19 September 2008

Extra photos from National Museum

I have already uploaded many juicy photos from the National Museum of Korea, over at Christy's Art Blog, in the following three categories: Kwan Yin, Korean art, non-Korean art. Here are some more photos that didn't make it to that blog, but were of interest to me anyway.

Some photos of Korean dolmens, mostly from the Jeolla provinces as well as Ganghwa Island in Incheon, but also from North Korea and Manchuria. There are 30,000 known dolmens in Korea - 20,000 in the North and South Jeolla provinces (the southwest corner of the nation) alone.

This map shows distribution of Korean dolmens; each red dot is a known dolmen.

A coffin from the ancient kingdom of Baekje, which occupied southwestern Korea for the first several centuries of the Common Era.

A print of the Emille Bell in Gyeongju, the largest bell in the world. I hope to drive out to Gyeongju, the capital of the ancient kingdom of Silla (and a rival of Baekje), later on during my stay.

One of the first modern newspapers published in Korea was Dongnip Shinmun (Independence News), which started circulating in 1897. It was written exclusively in Korean script, in a show of nationalism - though it was too late by then to save Korea from Japanese colonialism.

I mentioned Confucian family census registers before. While the one used in South Korea until last year was based on Japanese recordkeeping, this is a more traditional census register with more Korean conventions. This particular section contains records on Yi Seonggye, who founded a new kingdom named Joseon in 1392.

The next photographs are from a special limited-engagement exhibition on the history of South Korea's national flag (Taegeukgi), to commemorate the 60th anniversary of South Korea's government.

In the 1880s, King Gojong hired an American by the name of Owen Denny as his foreign affairs advisor. When Denny left in 1890, he took this flag as a parting gift from the king. This flag was donated to South Korea by Denny's descendants in 1981, and is believed to be the oldest Taegeukgi in existence in South Korea. Though Taegeukgi in its flag form is a fairly recent phenomenon, the concepts embodied in it - the yin-yang symbol and the pentagrams - have existed in both China and Korea for centuries.

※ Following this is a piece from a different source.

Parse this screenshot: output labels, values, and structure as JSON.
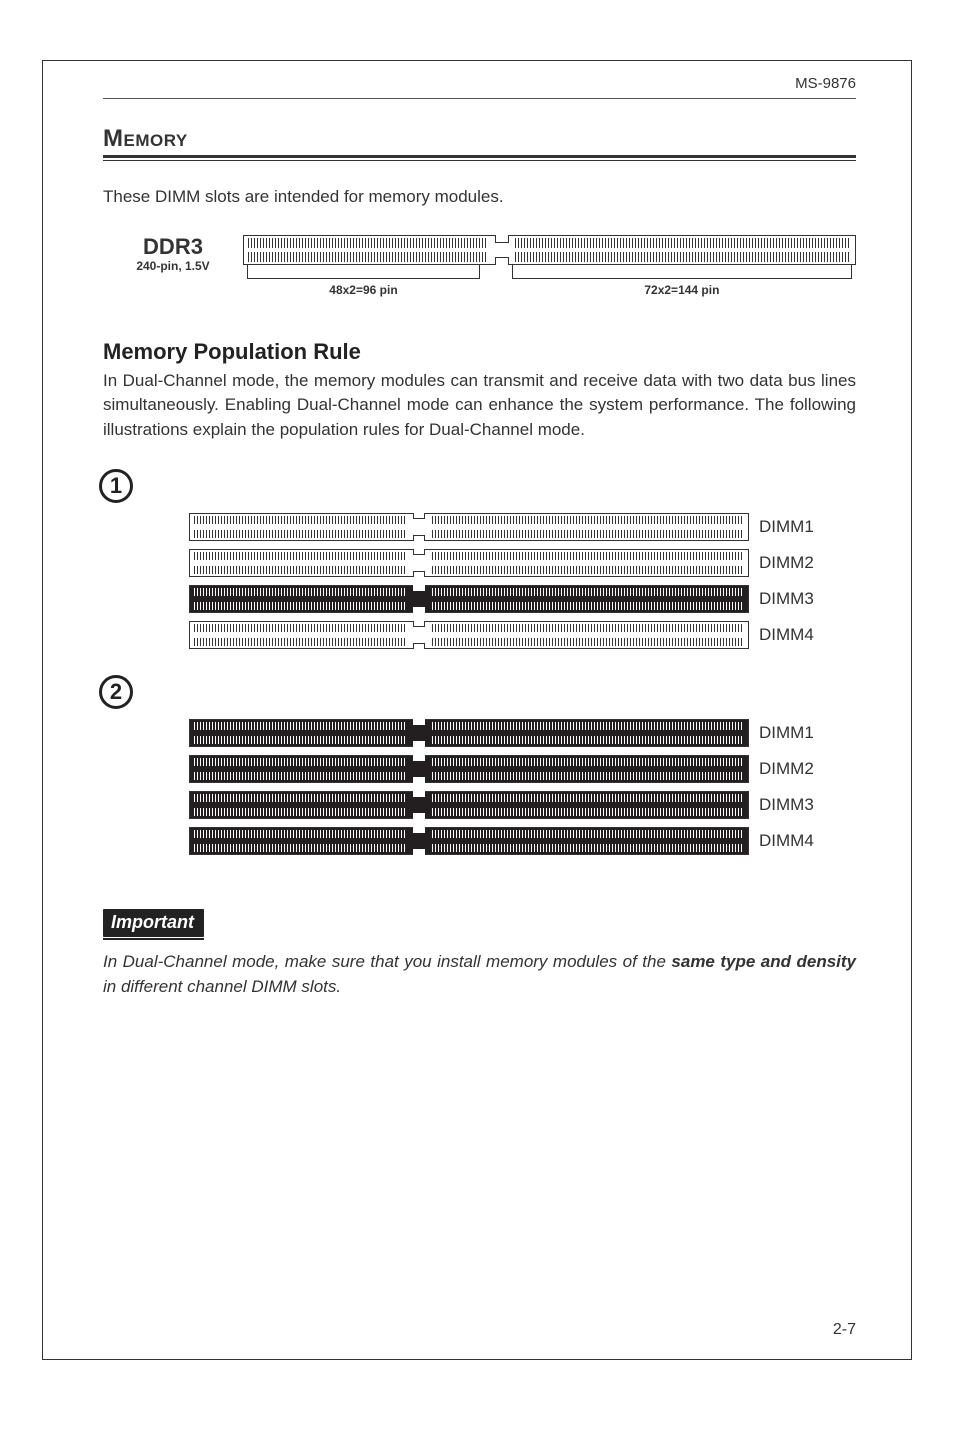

By 1900, Korea was an empire in its own right, as opposed to a kingdom pledging Confucian allegiance to someone else's (that would be China) emperor. This Taegeukgi was used by the imperial government in 1900.

These Taegeukgi are autographed - some by independence fighters, some by early members of the South Korean government.

Having a Taegeukgi was a capital offense during the Japanese rule. After the defeat of Japan, both Koreas initially used Taegeukgi. In South Korea, it was declared the official national flag, and its design standardized, in 1949, and the colors were standardized in 1997. In North Korea, a completely different, more socialist flag was designed from scratch - and use of Taegeukgi by anyone other than visiting South Korean officials will most likely result in a lengthy stint in the gulag.

Various calendars from the 1950s and 1960s showing Taegeukgi and a map of the Korean peninsula. Some of these calendars also feature flags of the US and the UN, in gratitude for their role in defending South Korea in the war.

This flag traveled to the moon aboard Apollo 11 in 1969. US President Richard Nixon returned the flag to South Korea's unitary executive Park Chung-hee, along with four pieces of moon rock, in this display case. This flag was in the possession of Park's family after his assassination in 1979, until being donated to the nation in 1984.

The scenic Seoul landscape, looking north from the museum. On the right is Namsan, which marks the south end of downtown; on top is Seoul's most prominent landmark, N-Seoul Tower, built in 1969 as a television transmission tower and an observatory. The National Library (the domed white building) stands on Namsan, in the dead center. In the distance to the left is Bukhansan, Seoul's northern boundary and a national park. In the foreground is the former US Army base, being turned into a family park.